* What is needed *
If a line in the entries contains the word "title", list it.

Entries from a dataset of interfaces
# # # # #
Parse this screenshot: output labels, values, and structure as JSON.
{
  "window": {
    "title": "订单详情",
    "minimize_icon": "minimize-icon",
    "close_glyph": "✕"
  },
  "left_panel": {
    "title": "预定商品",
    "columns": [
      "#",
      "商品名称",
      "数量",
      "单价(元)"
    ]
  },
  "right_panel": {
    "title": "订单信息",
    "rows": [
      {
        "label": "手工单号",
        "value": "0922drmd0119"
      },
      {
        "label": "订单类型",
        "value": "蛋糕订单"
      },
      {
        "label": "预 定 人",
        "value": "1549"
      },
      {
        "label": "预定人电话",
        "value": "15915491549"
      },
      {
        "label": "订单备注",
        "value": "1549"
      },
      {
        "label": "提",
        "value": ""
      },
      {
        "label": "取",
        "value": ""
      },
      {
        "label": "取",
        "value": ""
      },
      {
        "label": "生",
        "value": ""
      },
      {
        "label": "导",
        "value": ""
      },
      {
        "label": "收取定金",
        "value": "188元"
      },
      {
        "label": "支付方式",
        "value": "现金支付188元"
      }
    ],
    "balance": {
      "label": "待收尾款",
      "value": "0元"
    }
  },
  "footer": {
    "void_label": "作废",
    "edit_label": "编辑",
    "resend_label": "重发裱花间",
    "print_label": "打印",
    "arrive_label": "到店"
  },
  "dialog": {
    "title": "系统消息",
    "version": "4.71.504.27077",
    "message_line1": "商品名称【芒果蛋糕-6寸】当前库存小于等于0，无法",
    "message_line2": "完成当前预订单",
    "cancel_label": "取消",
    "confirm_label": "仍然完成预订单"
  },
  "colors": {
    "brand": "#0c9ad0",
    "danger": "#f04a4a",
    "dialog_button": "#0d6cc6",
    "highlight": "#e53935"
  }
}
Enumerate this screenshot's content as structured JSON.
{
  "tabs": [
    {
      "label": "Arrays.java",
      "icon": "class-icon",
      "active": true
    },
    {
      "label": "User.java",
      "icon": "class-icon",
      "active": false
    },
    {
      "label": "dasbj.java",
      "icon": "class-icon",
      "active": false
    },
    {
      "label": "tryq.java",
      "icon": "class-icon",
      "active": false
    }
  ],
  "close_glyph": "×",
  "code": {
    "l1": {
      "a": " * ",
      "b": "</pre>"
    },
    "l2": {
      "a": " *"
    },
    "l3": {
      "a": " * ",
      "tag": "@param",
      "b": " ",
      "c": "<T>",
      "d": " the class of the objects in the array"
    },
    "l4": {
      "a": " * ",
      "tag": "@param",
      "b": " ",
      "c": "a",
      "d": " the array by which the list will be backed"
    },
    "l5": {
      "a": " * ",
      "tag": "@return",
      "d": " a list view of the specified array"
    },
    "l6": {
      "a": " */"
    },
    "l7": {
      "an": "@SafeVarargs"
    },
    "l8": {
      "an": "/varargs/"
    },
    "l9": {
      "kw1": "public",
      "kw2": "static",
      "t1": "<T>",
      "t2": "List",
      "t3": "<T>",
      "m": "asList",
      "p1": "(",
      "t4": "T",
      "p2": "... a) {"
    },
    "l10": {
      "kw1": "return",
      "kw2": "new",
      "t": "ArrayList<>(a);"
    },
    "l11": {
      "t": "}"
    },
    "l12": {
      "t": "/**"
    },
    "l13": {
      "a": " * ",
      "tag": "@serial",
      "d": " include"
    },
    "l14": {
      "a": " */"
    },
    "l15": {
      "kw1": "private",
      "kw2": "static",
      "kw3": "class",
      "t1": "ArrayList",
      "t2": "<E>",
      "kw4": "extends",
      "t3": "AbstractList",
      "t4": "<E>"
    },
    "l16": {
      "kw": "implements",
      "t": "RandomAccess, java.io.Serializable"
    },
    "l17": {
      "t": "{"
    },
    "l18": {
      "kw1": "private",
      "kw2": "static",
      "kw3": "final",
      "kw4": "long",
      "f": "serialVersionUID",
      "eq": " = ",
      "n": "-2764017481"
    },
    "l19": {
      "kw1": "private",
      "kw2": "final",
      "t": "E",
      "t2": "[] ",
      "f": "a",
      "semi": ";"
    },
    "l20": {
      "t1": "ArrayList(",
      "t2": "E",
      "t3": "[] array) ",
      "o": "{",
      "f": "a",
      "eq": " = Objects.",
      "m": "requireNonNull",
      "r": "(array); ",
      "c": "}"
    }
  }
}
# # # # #
* Result of this task *
    "title": "订单详情",
    "title": "预定商品",
    "title": "订单信息",
    "title": "系统消息",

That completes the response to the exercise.